Justine Henin will face another heartbreak if the International Women's Open at Eastbourne is scrapped.

Henin retained her title after a roller-coaster 7-5 6-7 7-6 victory against Wimbledon champion Amelie Mauresmo but knows next year's defence could coincide with the final staging of the 32-year-old tournament.

The world No. 1 claimed victory at Devonshire Park following a traumatic 12 months in which she got divorced and was reconciled with her family.

Eastbourne could be axed from the calendar if the LTA revamp the tournament structure after 2008 and Henin would be distraught to see it go.

Henin, 25, said: "I don't know what is going to happen with Eastbourne.

"It is difficult to make everyone happy and to make best decisions for everyone.

"It would be sad because it is a great preparation for Wimbledon and it has very nice people who do a great job and really love tennis.

"I hope I will be able to do the tournament next year and in the next few years.

"I'm happy to win another title and it was against one of the best opponents on grass."

Fittingly, what could be the penultimate final was a spectacle that sat with the best that Martina Navratilova and Chris Evert served up in the past.
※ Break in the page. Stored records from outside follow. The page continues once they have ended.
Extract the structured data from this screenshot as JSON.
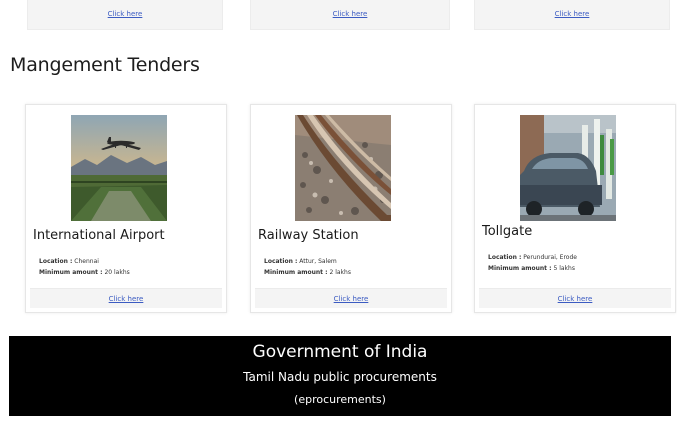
{
  "top_cards": [
    {
      "link": "Click here"
    },
    {
      "link": "Click here"
    },
    {
      "link": "Click here"
    }
  ],
  "section": {
    "title": "Mangement Tenders"
  },
  "tenders": [
    {
      "name": "International Airport",
      "location_label": "Location :",
      "location": "Chennai",
      "min_label": "Minimum amount :",
      "min": "20 lakhs",
      "link": "Click here",
      "image": "airplane-landing-photo"
    },
    {
      "name": "Railway Station",
      "location_label": "Location :",
      "location": "Attur, Salem",
      "min_label": "Minimum amount :",
      "min": "2 lakhs",
      "link": "Click here",
      "image": "railway-track-photo"
    },
    {
      "name": "Tollgate",
      "location_label": "Location :",
      "location": "Perundurai, Erode",
      "min_label": "Minimum amount :",
      "min": "5 lakhs",
      "link": "Click here",
      "image": "tollgate-car-photo"
    }
  ],
  "footer": {
    "line1": "Government of India",
    "line2": "Tamil Nadu public procurements",
    "line3": "(eprocurements)"
  }
}
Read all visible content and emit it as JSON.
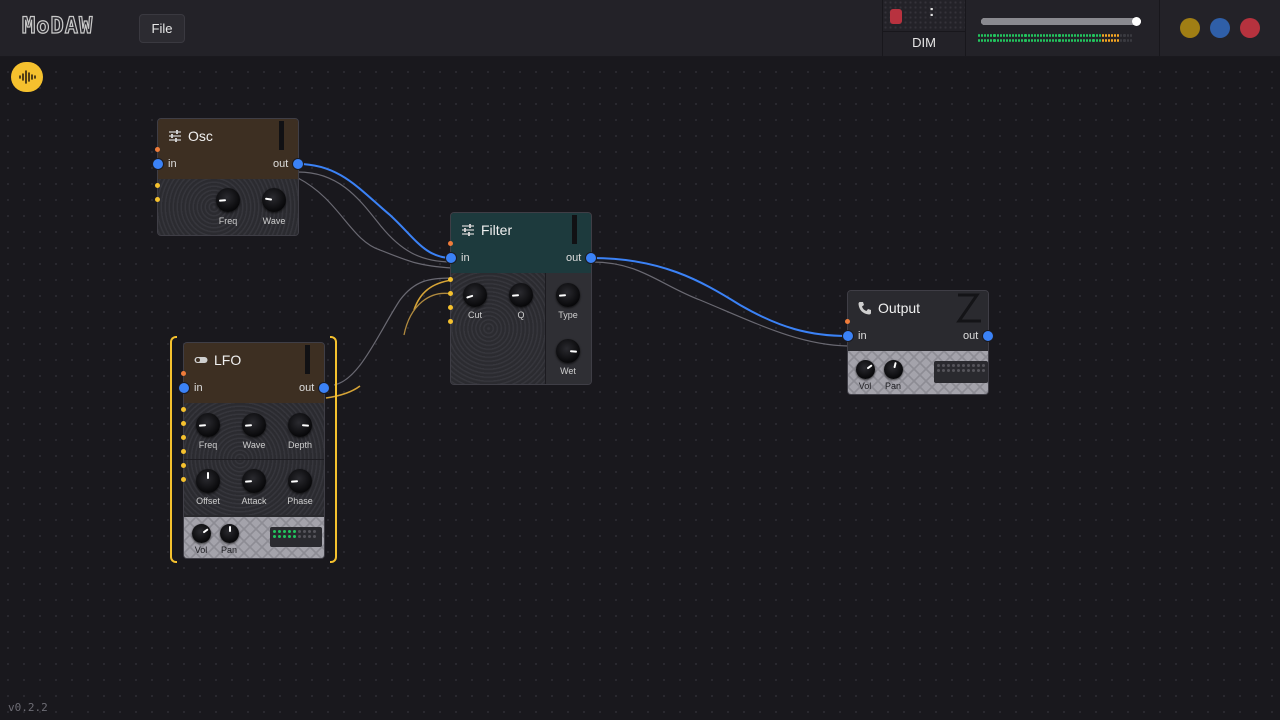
{
  "app": {
    "logo": "MoDAW",
    "version": "v0.2.2"
  },
  "menu": {
    "file_label": "File"
  },
  "transport": {
    "dim_label": "DIM",
    "record_color": "#b8323f",
    "volume_percent": 97
  },
  "window_controls": {
    "colors": [
      "#a07e14",
      "#2f5fa8",
      "#b6323e"
    ]
  },
  "toolbar": {
    "waveform_icon": "waveform-icon",
    "accent": "#f5c12e"
  },
  "nodes": {
    "osc": {
      "title": "Osc",
      "icon": "sliders-icon",
      "in_label": "in",
      "out_label": "out",
      "knobs": [
        {
          "label": "Freq",
          "value": 0.15
        },
        {
          "label": "Wave",
          "value": 0.2
        }
      ]
    },
    "filter": {
      "title": "Filter",
      "icon": "sliders-icon",
      "in_label": "in",
      "out_label": "out",
      "knobs": [
        {
          "label": "Cut",
          "value": 0.1
        },
        {
          "label": "Q",
          "value": 0.15
        },
        {
          "label": "Type",
          "value": 0.15
        },
        {
          "label": "Wet",
          "value": 0.85
        }
      ]
    },
    "lfo": {
      "title": "LFO",
      "icon": "toggle-icon",
      "in_label": "in",
      "out_label": "out",
      "knobs": [
        {
          "label": "Freq",
          "value": 0.15
        },
        {
          "label": "Wave",
          "value": 0.15
        },
        {
          "label": "Depth",
          "value": 0.85
        },
        {
          "label": "Offset",
          "value": 0.5
        },
        {
          "label": "Attack",
          "value": 0.15
        },
        {
          "label": "Phase",
          "value": 0.15
        }
      ],
      "mixer": [
        {
          "label": "Vol",
          "value": 0.7
        },
        {
          "label": "Pan",
          "value": 0.5
        }
      ]
    },
    "output": {
      "title": "Output",
      "icon": "phone-icon",
      "in_label": "in",
      "out_label": "out",
      "mixer": [
        {
          "label": "Vol",
          "value": 0.7
        },
        {
          "label": "Pan",
          "value": 0.55
        }
      ]
    }
  },
  "colors": {
    "cable_audio": "#3b82f6",
    "cable_mod": "#d6a437",
    "osc_header": "#3d2f22",
    "filter_header": "#1d3a3d",
    "lfo_header": "#3d2f22",
    "output_header": "#2a2a2f",
    "led_green": "#22c55e",
    "led_orange": "#f5a623"
  }
}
A 5,000-strong crowd witnessed an absorbing two hour and 26 minutes of action full of twists and turns on a blustery centre court.

Last year's Wimbledon finalists - the first to meet each other the following year at Eastbourne since Navratilova and Evert in 1979 - largely played controlled tennis.
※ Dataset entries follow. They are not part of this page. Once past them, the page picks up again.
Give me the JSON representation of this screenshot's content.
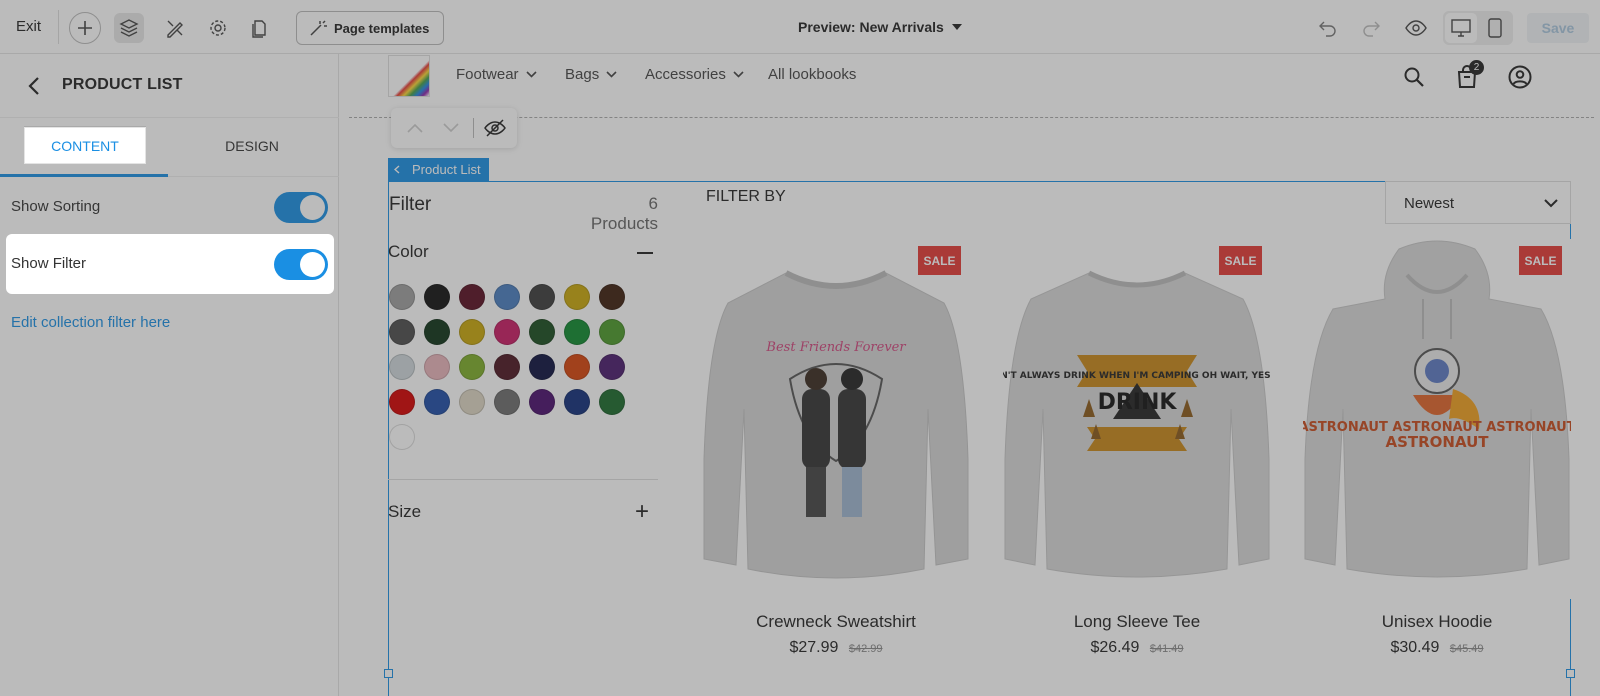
{
  "topbar": {
    "exit_label": "Exit",
    "page_templates_label": "Page templates",
    "preview_label": "Preview: New Arrivals",
    "save_label": "Save"
  },
  "sidebar": {
    "title": "PRODUCT LIST",
    "tabs": [
      {
        "label": "CONTENT"
      },
      {
        "label": "DESIGN"
      }
    ],
    "show_sorting_label": "Show Sorting",
    "show_sorting_on": true,
    "show_filter_label": "Show Filter",
    "show_filter_on": true,
    "edit_filter_link": "Edit collection filter here"
  },
  "site": {
    "nav": [
      {
        "label": "Footwear"
      },
      {
        "label": "Bags"
      },
      {
        "label": "Accessories"
      },
      {
        "label": "All lookbooks"
      }
    ],
    "cart_count": "2"
  },
  "section_tag": "Product List",
  "filter": {
    "title": "Filter",
    "product_count": "6 Products",
    "filter_by": "FILTER BY",
    "sort_value": "Newest",
    "color_title": "Color",
    "size_title": "Size",
    "colors": [
      "#9e9e9e",
      "#111111",
      "#5a0f22",
      "#4a7fc1",
      "#3d3d3d",
      "#c9a80c",
      "#3e1f0f",
      "#4d4d4d",
      "#0f3318",
      "#c9a80c",
      "#c91b64",
      "#1a4d1f",
      "#0e8a2e",
      "#4c9a2a",
      "#cfd8dc",
      "#e9b4bb",
      "#7fae2a",
      "#4d1622",
      "#0d1240",
      "#d8440b",
      "#4a1b6d",
      "#d60000",
      "#1f4ea8",
      "#ddd6c4",
      "#6e6e6e",
      "#4b0f6e",
      "#112f7c",
      "#1b6a2c",
      "#ffffff"
    ]
  },
  "products": [
    {
      "name": "Crewneck Sweatshirt",
      "price": "$27.99",
      "old_price": "$42.99",
      "badge": "SALE",
      "art": "Best Friends Forever"
    },
    {
      "name": "Long Sleeve Tee",
      "price": "$26.49",
      "old_price": "$41.49",
      "badge": "SALE",
      "art": "I DON'T ALWAYS DRINK WHEN I'M CAMPING OH WAIT, YES I DO"
    },
    {
      "name": "Unisex Hoodie",
      "price": "$30.49",
      "old_price": "$45.49",
      "badge": "SALE",
      "art": "ASTRONAUT ASTRONAUT ASTRONAUT"
    }
  ],
  "colors": {
    "accent": "#1a8fe3",
    "sale": "#e53935"
  }
}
Mauresmo, accused of being a choker' on big occasions prior to her All England Club triumph last July, looked to be reverting to type in the opening set.

She threw away a break advantage to allow Henin to sweep through to lead.
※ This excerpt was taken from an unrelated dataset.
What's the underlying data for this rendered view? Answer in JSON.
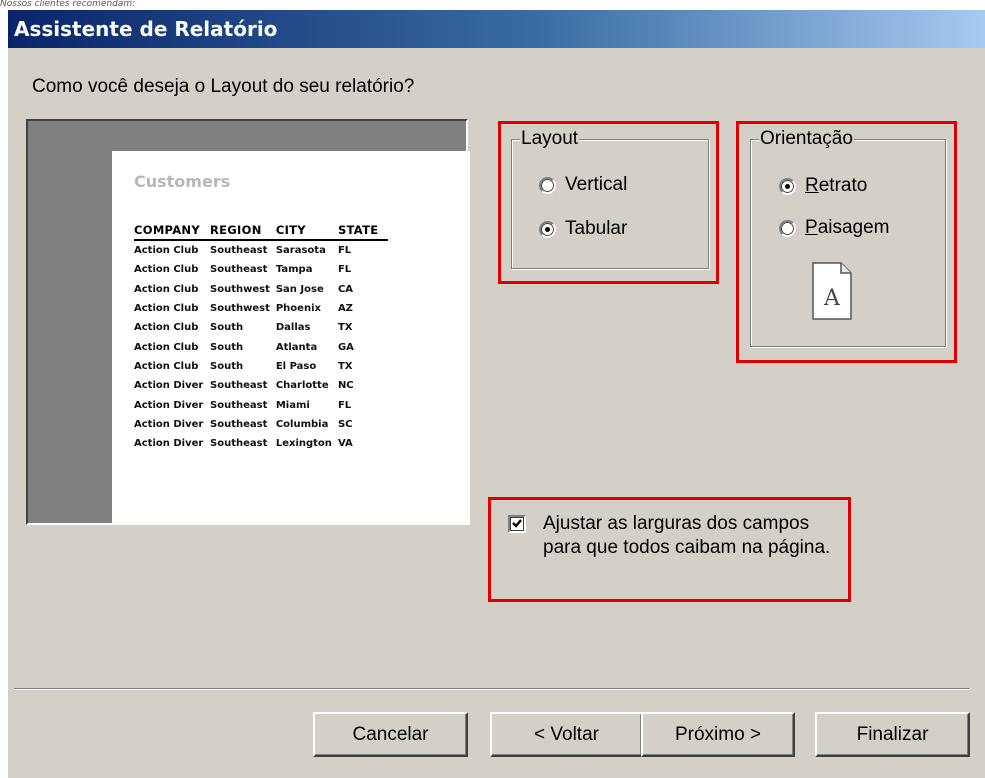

Mauresmo was broken to love in the 11th game as Belgian Henin produced an array of winners and it looked as though the momentum was with her as she grabbed an early break in the second set.

But Mauresmo refused to crumble and broke back despite Henin saving three set points.

Mauresmo served for the match at 5-4 in the deciding set but Henin held her nerve and broke back to force a third-set tie-break for the second year in a row.

And, just like it was with Russian Anastasia Myskina last year, the outcome was the same.

A flying start saw the Belgium race to a 4-0 lead and she never surrendered the advantage as she claimed the trophy and $44,000 cheque.

Wimbledon starts today but Henin refused to predict completing a hat-trick of titles after already winning the French open and Eastbourne.

She said: "A lot of things can happen. My first goal is my first round match against Jorgelina Cravero.

"If you look too far you make a big mistake. You have to stay focused."

Psychologically, Henin admits with her personal issues behind her, she is again enjoying her tennis.

She said: "For the first time in my life I feel very, very happy. It's been difficult to control my emotions.

"Tennis was second in my life but you always take something positive from tough times.

"I've had a lot of good things in my life since and when you are happy off the court you enjoy your game much more.

"Having my family being back in my life is good."

Mauresmo, 27, came to Eastbourne looking for court time following appendicitis and thigh problems and ended the jinx of two successive first-round exits.

She said: "I've found my rhythm against on court and I'm definitely up for Wimbledon. It was a good match."

Mauresmo, who begins her Wimbledon defence against American Jamea Jackson, also shares Henin's passion for Eastbourne.

She said: "The organisers do a great job and the crowd seemed to be behind me."

It would be a shame if Eastbourne's latest finalists cannot continue to hone a genuine grasscourt rivalry at the Sussex event loved by players and fans for its relaxed atmosphere and top-class tennis.